## Directions
Scan the entries below and report only how many lines contain "example".

##### Given entries

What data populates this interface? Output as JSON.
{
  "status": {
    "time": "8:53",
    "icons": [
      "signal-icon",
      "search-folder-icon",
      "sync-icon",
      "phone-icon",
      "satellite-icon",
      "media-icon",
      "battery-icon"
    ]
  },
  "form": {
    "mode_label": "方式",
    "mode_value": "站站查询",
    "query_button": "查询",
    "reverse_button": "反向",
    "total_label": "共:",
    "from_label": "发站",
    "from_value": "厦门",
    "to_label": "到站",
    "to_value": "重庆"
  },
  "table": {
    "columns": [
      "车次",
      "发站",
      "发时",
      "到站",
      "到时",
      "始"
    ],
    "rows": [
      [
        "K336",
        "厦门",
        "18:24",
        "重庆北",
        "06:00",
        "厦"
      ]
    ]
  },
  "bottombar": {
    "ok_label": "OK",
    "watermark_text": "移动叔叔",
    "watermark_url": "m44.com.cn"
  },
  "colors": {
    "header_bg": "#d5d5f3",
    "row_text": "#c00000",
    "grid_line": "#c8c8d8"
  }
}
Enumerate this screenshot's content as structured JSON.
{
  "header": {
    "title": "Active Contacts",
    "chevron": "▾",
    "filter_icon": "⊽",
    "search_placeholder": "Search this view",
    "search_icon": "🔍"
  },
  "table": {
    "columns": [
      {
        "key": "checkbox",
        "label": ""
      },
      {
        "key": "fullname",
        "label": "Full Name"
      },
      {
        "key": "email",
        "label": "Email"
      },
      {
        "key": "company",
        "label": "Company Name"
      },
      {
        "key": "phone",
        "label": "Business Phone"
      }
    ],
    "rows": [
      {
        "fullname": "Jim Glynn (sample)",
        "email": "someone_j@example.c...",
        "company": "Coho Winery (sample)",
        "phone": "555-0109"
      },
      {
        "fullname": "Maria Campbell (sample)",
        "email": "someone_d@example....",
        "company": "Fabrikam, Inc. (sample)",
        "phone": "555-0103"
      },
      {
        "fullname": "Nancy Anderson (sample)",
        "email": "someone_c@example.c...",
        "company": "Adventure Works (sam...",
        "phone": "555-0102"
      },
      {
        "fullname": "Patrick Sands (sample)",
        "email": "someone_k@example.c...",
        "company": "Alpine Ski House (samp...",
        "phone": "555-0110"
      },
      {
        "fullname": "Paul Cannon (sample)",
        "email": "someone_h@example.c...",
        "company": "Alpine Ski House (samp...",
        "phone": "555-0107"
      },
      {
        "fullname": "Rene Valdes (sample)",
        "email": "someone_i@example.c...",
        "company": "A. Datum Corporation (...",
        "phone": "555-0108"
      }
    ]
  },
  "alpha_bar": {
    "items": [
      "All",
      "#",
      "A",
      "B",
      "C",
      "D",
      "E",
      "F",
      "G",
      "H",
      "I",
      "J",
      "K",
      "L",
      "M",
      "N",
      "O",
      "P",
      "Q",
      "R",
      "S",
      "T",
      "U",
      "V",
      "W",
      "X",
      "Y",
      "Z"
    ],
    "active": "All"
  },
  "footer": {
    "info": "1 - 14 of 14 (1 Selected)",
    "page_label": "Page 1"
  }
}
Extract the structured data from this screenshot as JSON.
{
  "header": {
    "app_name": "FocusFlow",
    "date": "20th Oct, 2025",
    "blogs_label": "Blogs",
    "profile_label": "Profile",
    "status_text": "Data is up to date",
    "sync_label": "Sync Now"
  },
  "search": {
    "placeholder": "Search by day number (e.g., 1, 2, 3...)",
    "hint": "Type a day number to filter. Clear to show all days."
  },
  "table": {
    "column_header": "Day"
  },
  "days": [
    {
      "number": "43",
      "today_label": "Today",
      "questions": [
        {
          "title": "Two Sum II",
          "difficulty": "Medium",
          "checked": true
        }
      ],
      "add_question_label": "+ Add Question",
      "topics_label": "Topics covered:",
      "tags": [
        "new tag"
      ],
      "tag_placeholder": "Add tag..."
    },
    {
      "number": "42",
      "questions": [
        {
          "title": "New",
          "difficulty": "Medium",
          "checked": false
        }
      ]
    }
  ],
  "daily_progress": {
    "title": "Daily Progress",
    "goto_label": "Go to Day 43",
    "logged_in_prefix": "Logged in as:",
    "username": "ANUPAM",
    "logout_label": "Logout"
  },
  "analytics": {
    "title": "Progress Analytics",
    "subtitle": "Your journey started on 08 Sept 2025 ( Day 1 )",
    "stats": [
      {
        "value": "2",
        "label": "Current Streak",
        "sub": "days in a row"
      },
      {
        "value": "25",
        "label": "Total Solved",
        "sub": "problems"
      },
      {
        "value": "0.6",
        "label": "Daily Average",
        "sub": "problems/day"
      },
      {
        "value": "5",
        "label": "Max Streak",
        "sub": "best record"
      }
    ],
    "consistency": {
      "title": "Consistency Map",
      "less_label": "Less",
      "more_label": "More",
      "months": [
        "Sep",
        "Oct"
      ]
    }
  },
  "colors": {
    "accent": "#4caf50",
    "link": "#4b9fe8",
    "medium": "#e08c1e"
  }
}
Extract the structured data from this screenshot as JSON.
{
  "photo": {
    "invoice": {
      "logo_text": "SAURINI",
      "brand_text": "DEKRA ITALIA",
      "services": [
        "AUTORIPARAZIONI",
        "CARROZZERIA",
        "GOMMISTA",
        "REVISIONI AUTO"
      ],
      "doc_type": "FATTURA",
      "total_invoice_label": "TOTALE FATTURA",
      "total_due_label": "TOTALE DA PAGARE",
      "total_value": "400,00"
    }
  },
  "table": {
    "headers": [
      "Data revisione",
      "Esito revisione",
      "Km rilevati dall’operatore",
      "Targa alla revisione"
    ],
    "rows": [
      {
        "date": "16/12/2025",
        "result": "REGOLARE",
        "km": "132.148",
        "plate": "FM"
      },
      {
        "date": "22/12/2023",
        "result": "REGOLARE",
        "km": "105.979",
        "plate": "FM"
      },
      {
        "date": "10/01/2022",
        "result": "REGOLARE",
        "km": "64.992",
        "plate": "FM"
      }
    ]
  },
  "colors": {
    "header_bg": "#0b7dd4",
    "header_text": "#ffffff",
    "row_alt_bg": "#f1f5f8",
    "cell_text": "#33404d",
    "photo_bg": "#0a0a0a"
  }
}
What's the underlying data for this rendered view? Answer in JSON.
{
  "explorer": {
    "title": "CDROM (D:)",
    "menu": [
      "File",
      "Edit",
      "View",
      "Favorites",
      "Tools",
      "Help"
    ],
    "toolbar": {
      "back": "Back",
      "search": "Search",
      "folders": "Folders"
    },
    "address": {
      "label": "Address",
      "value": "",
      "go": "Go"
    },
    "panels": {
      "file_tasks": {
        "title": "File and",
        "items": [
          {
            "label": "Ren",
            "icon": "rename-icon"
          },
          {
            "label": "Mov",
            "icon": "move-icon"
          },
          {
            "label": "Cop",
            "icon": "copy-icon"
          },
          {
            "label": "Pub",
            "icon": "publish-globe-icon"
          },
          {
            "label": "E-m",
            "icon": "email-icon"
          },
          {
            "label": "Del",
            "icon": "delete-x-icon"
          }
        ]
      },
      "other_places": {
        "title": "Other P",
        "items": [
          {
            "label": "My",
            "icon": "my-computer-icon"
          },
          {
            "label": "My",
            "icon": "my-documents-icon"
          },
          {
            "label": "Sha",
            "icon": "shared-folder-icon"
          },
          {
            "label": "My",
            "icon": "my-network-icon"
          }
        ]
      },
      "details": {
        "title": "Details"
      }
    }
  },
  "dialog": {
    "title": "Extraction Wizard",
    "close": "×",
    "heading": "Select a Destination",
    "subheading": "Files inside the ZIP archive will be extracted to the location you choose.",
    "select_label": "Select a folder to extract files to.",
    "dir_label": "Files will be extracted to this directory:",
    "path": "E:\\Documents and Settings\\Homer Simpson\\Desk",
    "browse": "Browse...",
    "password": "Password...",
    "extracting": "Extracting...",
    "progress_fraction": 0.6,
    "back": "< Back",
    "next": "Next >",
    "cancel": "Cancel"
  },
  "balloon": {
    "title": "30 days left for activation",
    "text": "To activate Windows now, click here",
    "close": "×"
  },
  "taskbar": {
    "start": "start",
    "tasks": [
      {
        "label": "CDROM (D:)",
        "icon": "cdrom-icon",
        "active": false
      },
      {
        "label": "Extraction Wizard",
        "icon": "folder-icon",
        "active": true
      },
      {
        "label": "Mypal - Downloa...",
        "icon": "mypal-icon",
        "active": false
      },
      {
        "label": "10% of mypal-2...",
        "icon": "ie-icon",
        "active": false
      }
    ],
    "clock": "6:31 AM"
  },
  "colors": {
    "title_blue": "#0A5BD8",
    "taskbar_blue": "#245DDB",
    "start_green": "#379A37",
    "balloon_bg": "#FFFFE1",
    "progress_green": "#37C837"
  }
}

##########

## Task answer
6